(redirected from straws in the wind)

straw in the wind

A minor event or action that predicts or foreshadows a future event. His negative remark about marriage was a straw in the wind that suggested he was headed for a divorce. Bill didn't get the promotion and, looking back, I think his very public argument with the boss was a straw in the wind.
See also: straw, wind

straw in the wind

A slight hint of the future, as in The public unrest is a straw in the wind indicating future problems for the regime. This expression alludes to a straw showing in what direction the wind blows, an observation also behind the idiom straw vote.
See also: straw, wind

a straw in the wind

BRITISH, JOURNALISM
If an event is a straw in the wind, it is a sign of the way in which a situation may develop. There is some evidence that the economy is starting to climb out of recession. The latest straw in the wind is a pick-up in sales among the nation's retail giants. These were straws in the wind, a foretaste of what was to come. Note: People sometimes drop pieces of straw in order to see which way they move as they fall, so that they can tell which way the wind is blowing.
See also: straw, wind

a straw in the wind

a slight but significant hint of future developments.
See also: straw, wind

a straw in the ˈwind

(British English) an unimportant incident or piece of information which shows you what might happen in the future: Journalists are always looking for straws in the wind.
See also: straw, wind

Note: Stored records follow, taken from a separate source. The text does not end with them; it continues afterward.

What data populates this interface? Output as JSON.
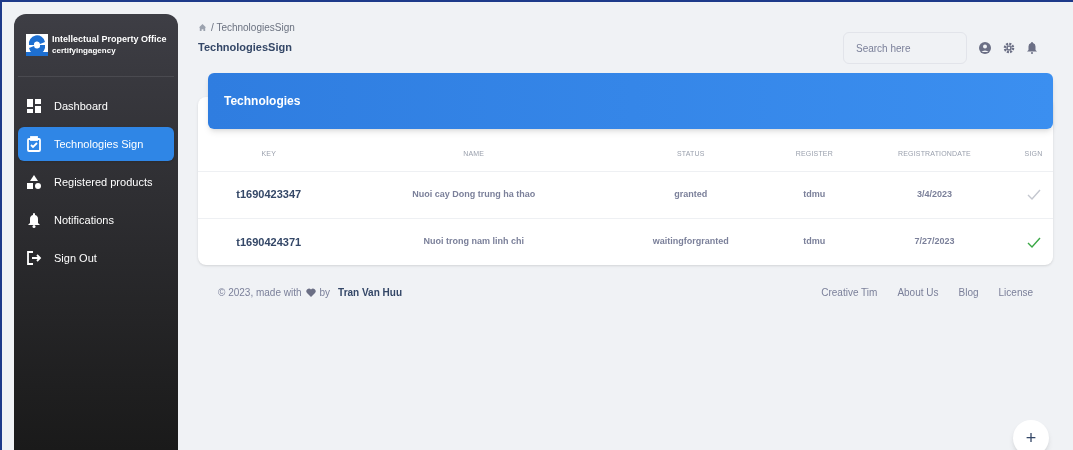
{
  "sidebar": {
    "brand": {
      "title": "Intellectual Property Office",
      "subtitle": "certifyingagency"
    },
    "items": [
      {
        "kind": "dashboard",
        "label": "Dashboard",
        "selected": false
      },
      {
        "kind": "clipboard",
        "label": "Technologies Sign",
        "selected": true
      },
      {
        "kind": "shapes",
        "label": "Registered products",
        "selected": false
      },
      {
        "kind": "bell",
        "label": "Notifications",
        "selected": false
      },
      {
        "kind": "logout",
        "label": "Sign Out",
        "selected": false
      }
    ]
  },
  "header": {
    "breadcrumb": "/ TechnologiesSign",
    "title": "TechnologiesSign",
    "search": {
      "placeholder": "Search here"
    }
  },
  "card": {
    "title": "Technologies",
    "table": {
      "columns": [
        "KEY",
        "NAME",
        "STATUS",
        "REGISTER",
        "REGISTRATIONDATE",
        "SIGN"
      ],
      "rows": [
        {
          "key": "t1690423347",
          "name": "Nuoi cay Dong trung ha thao",
          "status": "granted",
          "register": "tdmu",
          "date": "3/4/2023",
          "signed": false
        },
        {
          "key": "t1690424371",
          "name": "Nuoi trong nam linh chi",
          "status": "waitingforgranted",
          "register": "tdmu",
          "date": "7/27/2023",
          "signed": true
        }
      ]
    }
  },
  "footer": {
    "credit_before": "© 2023, made with",
    "credit_by": "by",
    "author": "Tran Van Huu",
    "links": [
      "Creative Tim",
      "About Us",
      "Blog",
      "License"
    ]
  },
  "fab": "+"
}
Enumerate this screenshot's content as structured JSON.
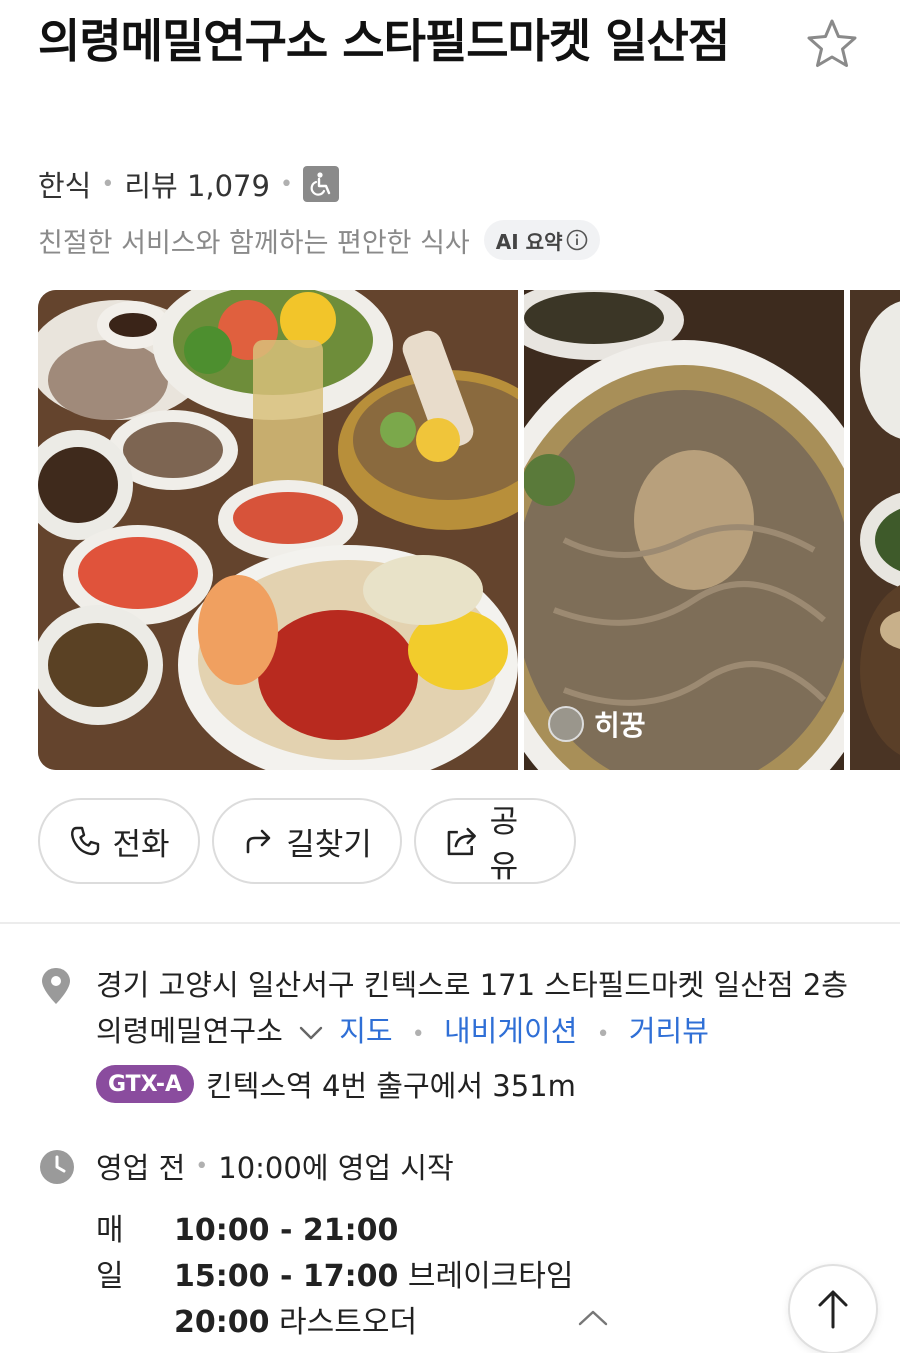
{
  "place": {
    "title": "의령메밀연구소 스타필드마켓 일산점",
    "category": "한식",
    "review_label": "리뷰 1,079",
    "accessibility_icon": "wheelchair-icon",
    "summary": "친절한 서비스와 함께하는 편안한 식사",
    "ai_summary_label": "AI 요약"
  },
  "photos": {
    "items": [
      {
        "desc_icon": "food-photo-1"
      },
      {
        "desc_icon": "food-photo-2",
        "user": "히꿍"
      },
      {
        "desc_icon": "food-photo-3"
      }
    ]
  },
  "actions": {
    "call_label": "전화",
    "directions_label": "길찾기",
    "share_label": "공유"
  },
  "address": {
    "text": "경기 고양시 일산서구 킨텍스로 171 스타필드마켓 일산점 2층 의령메밀연구소",
    "map_link": "지도",
    "navigation_link": "내비게이션",
    "streetview_link": "거리뷰",
    "transit_badge": "GTX-A",
    "transit_text": "킨텍스역 4번 출구에서 351m"
  },
  "hours": {
    "status": "영업 전",
    "status_detail": "10:00에 영업 시작",
    "day": "매일",
    "open_time": "10:00 - 21:00",
    "break_time": "15:00 - 17:00",
    "break_label": "브레이크타임",
    "last_order_time": "20:00",
    "last_order_label": "라스트오더"
  },
  "colors": {
    "link": "#2f6fd6",
    "gtx_badge": "#8a4c9e",
    "muted_text": "#8a8a8a"
  }
}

straw in the wind

A slight hint of something to come.
See also: straw, wind